WHAT TO WORK ON: Print every record exactly, omitting none.
---------- DATASET RECORDS ----------
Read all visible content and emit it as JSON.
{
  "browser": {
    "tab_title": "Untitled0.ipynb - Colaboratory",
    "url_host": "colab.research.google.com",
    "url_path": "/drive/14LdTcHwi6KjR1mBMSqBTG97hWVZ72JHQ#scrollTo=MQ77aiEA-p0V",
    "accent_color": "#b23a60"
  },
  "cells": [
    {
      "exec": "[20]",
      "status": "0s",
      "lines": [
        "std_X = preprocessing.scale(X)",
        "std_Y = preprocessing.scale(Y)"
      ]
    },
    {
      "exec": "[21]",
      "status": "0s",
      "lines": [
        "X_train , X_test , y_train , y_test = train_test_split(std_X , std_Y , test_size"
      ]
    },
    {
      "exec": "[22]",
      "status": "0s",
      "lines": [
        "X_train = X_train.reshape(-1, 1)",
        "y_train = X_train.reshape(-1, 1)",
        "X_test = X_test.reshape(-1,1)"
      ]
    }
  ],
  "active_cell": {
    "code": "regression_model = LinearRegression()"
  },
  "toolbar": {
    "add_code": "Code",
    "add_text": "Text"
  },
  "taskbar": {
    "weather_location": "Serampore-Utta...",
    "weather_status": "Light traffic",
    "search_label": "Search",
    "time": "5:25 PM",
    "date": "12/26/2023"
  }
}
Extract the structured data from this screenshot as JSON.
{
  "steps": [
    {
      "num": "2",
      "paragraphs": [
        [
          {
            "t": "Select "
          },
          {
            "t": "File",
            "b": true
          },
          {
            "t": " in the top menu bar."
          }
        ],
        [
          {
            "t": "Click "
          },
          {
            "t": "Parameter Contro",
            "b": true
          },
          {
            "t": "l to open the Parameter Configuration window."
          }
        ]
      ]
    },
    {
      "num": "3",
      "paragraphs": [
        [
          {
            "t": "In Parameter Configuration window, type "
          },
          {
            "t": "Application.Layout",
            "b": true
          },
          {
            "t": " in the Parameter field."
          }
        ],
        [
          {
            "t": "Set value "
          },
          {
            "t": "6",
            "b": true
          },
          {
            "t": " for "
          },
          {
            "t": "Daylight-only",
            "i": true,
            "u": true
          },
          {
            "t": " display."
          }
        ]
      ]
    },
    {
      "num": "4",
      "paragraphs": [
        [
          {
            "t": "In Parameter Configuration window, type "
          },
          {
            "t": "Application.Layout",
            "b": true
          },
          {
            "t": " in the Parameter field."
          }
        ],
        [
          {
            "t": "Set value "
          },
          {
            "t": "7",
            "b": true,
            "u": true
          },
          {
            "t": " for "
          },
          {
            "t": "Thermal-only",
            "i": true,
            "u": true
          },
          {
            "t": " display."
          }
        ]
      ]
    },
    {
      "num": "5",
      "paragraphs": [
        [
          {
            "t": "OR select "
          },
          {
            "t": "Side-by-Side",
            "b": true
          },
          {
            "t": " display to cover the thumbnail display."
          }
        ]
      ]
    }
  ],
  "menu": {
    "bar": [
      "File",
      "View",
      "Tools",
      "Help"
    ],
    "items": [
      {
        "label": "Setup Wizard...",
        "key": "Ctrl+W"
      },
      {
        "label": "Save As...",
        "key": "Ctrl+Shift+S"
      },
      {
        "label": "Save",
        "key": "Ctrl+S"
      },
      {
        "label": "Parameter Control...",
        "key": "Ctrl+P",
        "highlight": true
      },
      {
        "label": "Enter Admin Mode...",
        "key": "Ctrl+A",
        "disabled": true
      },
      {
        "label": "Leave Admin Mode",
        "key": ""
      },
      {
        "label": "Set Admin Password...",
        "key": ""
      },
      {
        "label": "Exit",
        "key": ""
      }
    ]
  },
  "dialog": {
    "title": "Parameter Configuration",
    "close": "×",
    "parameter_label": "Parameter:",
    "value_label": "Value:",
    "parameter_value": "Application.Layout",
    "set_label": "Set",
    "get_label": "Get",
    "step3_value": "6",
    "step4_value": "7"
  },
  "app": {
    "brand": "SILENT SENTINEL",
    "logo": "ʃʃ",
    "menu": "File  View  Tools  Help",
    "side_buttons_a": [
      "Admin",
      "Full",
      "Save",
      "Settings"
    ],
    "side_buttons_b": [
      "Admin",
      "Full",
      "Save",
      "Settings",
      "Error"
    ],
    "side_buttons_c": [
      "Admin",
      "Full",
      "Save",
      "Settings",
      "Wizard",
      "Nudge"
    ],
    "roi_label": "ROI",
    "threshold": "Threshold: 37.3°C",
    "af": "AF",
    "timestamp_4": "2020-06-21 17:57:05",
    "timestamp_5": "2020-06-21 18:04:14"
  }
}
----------
RESULT FOR THIS TASK:
Read all visible content and emit it as JSON.
{
  "browser": {
    "tab_title": "Untitled0.ipynb - Colaboratory",
    "url_host": "colab.research.google.com",
    "url_path": "/drive/14LdTcHwi6KjR1mBMSqBTG97hWVZ72JHQ#scrollTo=MQ77aiEA-p0V",
    "accent_color": "#b23a60"
  },
  "cells": [
    {
      "exec": "[20]",
      "status": "0s",
      "lines": [
        "std_X = preprocessing.scale(X)",
        "std_Y = preprocessing.scale(Y)"
      ]
    },
    {
      "exec": "[21]",
      "status": "0s",
      "lines": [
        "X_train , X_test , y_train , y_test = train_test_split(std_X , std_Y , test_size"
      ]
    },
    {
      "exec": "[22]",
      "status": "0s",
      "lines": [
        "X_train = X_train.reshape(-1, 1)",
        "y_train = X_train.reshape(-1, 1)",
        "X_test = X_test.reshape(-1,1)"
      ]
    }
  ],
  "active_cell": {
    "code": "regression_model = LinearRegression()"
  },
  "toolbar": {
    "add_code": "Code",
    "add_text": "Text"
  },
  "taskbar": {
    "weather_location": "Serampore-Utta...",
    "weather_status": "Light traffic",
    "search_label": "Search",
    "time": "5:25 PM",
    "date": "12/26/2023"
  }
}
Extract the structured data from this screenshot as JSON.
{
  "steps": [
    {
      "num": "2",
      "paragraphs": [
        [
          {
            "t": "Select "
          },
          {
            "t": "File",
            "b": true
          },
          {
            "t": " in the top menu bar."
          }
        ],
        [
          {
            "t": "Click "
          },
          {
            "t": "Parameter Contro",
            "b": true
          },
          {
            "t": "l to open the Parameter Configuration window."
          }
        ]
      ]
    },
    {
      "num": "3",
      "paragraphs": [
        [
          {
            "t": "In Parameter Configuration window, type "
          },
          {
            "t": "Application.Layout",
            "b": true
          },
          {
            "t": " in the Parameter field."
          }
        ],
        [
          {
            "t": "Set value "
          },
          {
            "t": "6",
            "b": true
          },
          {
            "t": " for "
          },
          {
            "t": "Daylight-only",
            "i": true,
            "u": true
          },
          {
            "t": " display."
          }
        ]
      ]
    },
    {
      "num": "4",
      "paragraphs": [
        [
          {
            "t": "In Parameter Configuration window, type "
          },
          {
            "t": "Application.Layout",
            "b": true
          },
          {
            "t": " in the Parameter field."
          }
        ],
        [
          {
            "t": "Set value "
          },
          {
            "t": "7",
            "b": true,
            "u": true
          },
          {
            "t": " for "
          },
          {
            "t": "Thermal-only",
            "i": true,
            "u": true
          },
          {
            "t": " display."
          }
        ]
      ]
    },
    {
      "num": "5",
      "paragraphs": [
        [
          {
            "t": "OR select "
          },
          {
            "t": "Side-by-Side",
            "b": true
          },
          {
            "t": " display to cover the thumbnail display."
          }
        ]
      ]
    }
  ],
  "menu": {
    "bar": [
      "File",
      "View",
      "Tools",
      "Help"
    ],
    "items": [
      {
        "label": "Setup Wizard...",
        "key": "Ctrl+W"
      },
      {
        "label": "Save As...",
        "key": "Ctrl+Shift+S"
      },
      {
        "label": "Save",
        "key": "Ctrl+S"
      },
      {
        "label": "Parameter Control...",
        "key": "Ctrl+P",
        "highlight": true
      },
      {
        "label": "Enter Admin Mode...",
        "key": "Ctrl+A",
        "disabled": true
      },
      {
        "label": "Leave Admin Mode",
        "key": ""
      },
      {
        "label": "Set Admin Password...",
        "key": ""
      },
      {
        "label": "Exit",
        "key": ""
      }
    ]
  },
  "dialog": {
    "title": "Parameter Configuration",
    "close": "×",
    "parameter_label": "Parameter:",
    "value_label": "Value:",
    "parameter_value": "Application.Layout",
    "set_label": "Set",
    "get_label": "Get",
    "step3_value": "6",
    "step4_value": "7"
  },
  "app": {
    "brand": "SILENT SENTINEL",
    "logo": "ʃʃ",
    "menu": "File  View  Tools  Help",
    "side_buttons_a": [
      "Admin",
      "Full",
      "Save",
      "Settings"
    ],
    "side_buttons_b": [
      "Admin",
      "Full",
      "Save",
      "Settings",
      "Error"
    ],
    "side_buttons_c": [
      "Admin",
      "Full",
      "Save",
      "Settings",
      "Wizard",
      "Nudge"
    ],
    "roi_label": "ROI",
    "threshold": "Threshold: 37.3°C",
    "af": "AF",
    "timestamp_4": "2020-06-21 17:57:05",
    "timestamp_5": "2020-06-21 18:04:14"
  }
}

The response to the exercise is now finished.